Nik Stauskus heads into Thursday Night’s NBA draft with much talk that he could be drafted in the top ten. Anyone who says they would have predicted that coming when Stauskus came to play college hoops from Canada, not even ranked in the top 100 out of high school. His quick release, dead-eye shooting and rapid development makes Stauskus incredibly appealing to any NBA franchise. So what does a team who’s looking at the Michigan product getting if they select him? Let’s take a look.
What Nik Stauskus is:
Stauskus first and foremost is a shooter. It’s what he is YouTube famous for, it’s what he lit up Big Ten gyms for the last two years doing and it is primarily what he will be selected for as an NBA prospect. However, Stauskus provides a lot more than just this.
First off, he has elite size at the shooting guard position. He is a full 6 foot 6 inches, nearly three full inches taller than MSU’s Gary Harris, according to the combine testing. He provides size in the backcourt no matter what position he plays as Stauskus can run point guard in a bind. Many don’t think of him in this combo guard type of way, but he showed the ability to make plays and distribute in the absence of Trey Burke on Michigan this past season.
Because of his size, Stauskus can rebound more than the average guard as he usually is guarding and being guarded by a smaller guard. However, his quick release allows him to get off shots against bigger players as well if he gets matched up on a switch.
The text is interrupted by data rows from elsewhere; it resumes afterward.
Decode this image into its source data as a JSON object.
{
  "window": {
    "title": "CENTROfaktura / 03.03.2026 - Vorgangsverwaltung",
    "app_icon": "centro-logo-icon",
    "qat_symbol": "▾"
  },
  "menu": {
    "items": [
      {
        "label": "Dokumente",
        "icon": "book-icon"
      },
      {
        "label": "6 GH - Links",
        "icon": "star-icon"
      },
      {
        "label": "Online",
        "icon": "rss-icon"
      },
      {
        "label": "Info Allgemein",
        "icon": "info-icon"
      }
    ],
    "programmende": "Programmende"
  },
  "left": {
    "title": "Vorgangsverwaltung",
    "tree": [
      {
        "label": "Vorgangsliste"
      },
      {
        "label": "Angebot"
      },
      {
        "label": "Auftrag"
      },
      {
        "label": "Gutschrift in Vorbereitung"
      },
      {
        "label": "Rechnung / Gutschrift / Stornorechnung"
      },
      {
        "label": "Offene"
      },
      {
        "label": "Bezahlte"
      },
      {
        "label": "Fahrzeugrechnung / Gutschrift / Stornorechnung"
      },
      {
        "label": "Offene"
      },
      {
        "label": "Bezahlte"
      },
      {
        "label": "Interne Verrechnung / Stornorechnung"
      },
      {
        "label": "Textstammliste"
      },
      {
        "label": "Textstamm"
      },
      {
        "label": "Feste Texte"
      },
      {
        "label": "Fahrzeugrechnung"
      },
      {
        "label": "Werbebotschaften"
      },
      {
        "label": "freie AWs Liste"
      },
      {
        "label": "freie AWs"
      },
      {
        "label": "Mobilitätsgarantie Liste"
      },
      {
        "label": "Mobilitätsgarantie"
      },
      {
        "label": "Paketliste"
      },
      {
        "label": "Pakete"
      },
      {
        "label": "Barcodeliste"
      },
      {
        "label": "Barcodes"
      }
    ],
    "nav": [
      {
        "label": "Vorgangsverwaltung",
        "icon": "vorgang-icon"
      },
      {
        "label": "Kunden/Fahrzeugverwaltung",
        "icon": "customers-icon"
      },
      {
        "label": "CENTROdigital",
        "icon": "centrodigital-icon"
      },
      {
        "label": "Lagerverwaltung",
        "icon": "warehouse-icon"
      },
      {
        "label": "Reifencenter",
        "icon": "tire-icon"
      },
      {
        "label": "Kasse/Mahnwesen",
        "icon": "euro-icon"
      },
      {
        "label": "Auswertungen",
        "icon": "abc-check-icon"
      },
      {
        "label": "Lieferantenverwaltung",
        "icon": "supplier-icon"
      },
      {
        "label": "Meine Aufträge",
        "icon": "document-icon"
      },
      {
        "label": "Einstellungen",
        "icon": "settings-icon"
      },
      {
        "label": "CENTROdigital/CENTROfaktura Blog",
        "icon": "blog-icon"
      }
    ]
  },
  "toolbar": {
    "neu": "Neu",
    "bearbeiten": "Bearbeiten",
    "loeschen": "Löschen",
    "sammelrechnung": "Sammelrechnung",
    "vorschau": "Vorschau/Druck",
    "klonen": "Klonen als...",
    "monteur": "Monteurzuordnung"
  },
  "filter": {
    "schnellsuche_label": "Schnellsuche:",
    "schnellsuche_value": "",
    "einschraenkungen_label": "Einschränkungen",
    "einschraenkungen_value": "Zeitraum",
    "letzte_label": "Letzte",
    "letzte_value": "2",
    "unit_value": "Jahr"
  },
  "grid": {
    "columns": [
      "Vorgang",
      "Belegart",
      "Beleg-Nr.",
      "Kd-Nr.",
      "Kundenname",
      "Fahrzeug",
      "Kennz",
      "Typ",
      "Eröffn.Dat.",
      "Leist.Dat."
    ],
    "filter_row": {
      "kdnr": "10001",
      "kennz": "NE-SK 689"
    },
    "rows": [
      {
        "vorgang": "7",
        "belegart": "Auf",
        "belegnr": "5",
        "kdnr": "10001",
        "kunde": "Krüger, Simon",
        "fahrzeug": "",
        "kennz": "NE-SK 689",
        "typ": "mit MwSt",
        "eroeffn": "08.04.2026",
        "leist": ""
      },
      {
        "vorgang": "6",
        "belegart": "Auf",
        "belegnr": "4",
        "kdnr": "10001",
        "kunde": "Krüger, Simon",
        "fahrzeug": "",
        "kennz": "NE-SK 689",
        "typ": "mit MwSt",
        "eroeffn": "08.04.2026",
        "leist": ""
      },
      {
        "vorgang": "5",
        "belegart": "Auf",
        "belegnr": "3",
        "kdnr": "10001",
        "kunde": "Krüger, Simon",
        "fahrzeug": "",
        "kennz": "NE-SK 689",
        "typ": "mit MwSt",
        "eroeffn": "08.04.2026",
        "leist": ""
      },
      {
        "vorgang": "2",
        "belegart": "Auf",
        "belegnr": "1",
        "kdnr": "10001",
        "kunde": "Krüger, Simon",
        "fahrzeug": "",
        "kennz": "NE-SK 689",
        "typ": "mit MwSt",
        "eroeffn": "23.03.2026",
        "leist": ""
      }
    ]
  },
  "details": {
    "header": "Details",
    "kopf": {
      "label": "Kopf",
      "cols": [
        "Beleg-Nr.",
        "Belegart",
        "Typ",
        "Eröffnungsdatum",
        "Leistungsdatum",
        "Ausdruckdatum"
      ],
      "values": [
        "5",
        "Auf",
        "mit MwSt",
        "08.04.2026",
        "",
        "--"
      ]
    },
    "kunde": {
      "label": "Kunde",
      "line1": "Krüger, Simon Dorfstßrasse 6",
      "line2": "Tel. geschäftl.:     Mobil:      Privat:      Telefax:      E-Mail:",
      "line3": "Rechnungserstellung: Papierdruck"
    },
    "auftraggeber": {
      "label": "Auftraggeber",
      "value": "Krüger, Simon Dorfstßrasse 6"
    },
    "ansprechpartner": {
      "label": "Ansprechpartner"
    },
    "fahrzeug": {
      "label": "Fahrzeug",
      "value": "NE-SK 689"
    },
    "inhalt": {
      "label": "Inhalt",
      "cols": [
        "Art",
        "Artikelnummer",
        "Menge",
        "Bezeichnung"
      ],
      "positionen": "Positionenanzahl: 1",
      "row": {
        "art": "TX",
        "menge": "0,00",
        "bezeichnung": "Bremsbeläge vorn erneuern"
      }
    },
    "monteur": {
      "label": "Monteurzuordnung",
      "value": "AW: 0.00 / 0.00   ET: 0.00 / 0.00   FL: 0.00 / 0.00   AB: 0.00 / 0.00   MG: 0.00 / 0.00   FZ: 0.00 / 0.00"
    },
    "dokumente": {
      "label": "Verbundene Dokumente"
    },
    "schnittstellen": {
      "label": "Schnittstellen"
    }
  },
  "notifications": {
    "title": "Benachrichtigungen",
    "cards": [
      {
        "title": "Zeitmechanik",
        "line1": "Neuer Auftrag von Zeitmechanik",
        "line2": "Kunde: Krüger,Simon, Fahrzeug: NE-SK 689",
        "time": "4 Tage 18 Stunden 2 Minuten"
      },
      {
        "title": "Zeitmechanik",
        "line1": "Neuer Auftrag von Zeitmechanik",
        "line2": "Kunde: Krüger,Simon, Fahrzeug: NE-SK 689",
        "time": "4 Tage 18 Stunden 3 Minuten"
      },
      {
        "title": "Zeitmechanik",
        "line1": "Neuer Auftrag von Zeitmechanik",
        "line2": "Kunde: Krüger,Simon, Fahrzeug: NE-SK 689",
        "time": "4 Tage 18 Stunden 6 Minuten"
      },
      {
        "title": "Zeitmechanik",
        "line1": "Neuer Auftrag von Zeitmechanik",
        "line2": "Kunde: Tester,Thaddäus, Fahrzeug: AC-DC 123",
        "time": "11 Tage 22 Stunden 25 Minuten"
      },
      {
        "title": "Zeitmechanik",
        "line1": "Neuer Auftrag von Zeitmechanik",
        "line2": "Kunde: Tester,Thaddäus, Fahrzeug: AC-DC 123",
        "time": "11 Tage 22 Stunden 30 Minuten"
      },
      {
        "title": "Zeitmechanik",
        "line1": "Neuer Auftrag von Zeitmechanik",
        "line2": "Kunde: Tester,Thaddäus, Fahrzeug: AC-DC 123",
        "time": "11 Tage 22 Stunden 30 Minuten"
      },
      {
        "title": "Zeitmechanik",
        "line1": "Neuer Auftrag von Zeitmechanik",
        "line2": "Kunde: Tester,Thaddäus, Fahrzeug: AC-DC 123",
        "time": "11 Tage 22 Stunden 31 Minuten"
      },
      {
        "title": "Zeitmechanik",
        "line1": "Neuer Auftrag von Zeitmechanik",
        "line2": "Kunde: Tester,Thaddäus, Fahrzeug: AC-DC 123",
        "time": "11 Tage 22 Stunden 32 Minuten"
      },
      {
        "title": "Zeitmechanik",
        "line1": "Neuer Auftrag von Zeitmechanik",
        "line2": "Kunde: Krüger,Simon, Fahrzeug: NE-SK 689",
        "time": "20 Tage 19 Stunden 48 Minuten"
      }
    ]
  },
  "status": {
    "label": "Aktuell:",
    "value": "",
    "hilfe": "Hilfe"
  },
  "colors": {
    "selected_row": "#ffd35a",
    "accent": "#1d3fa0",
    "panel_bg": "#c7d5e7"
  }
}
Stauskus used his reputation as a lights out shooter as a freshman to force many defenders to overcommit, allowing Nik to showcase his athleticism driving to the basket and either finishing or passing to an open shooter. He recently showed off a 40 inch vertical at one of his team workouts, a very impressive number that opened many eyes.
Lastly, as a team you’re getting Nik Stauskus the ultimate competitor. This kid wants the ball in his hands in the big moment and showed numerous times he has no quandaries about taking and making the big shots at the ends of games. The more hostile the environment, the more Stauskus came to play. He walks the very fine line between cocky and confident but in the NBA the line doesn’t really matter. If you don’t believe you can compete at the highest level then there is no need to step on the floor. Any team that drafts Stauskus will never to worry about this and he should be a good to great professional player before his first rookie contract is up.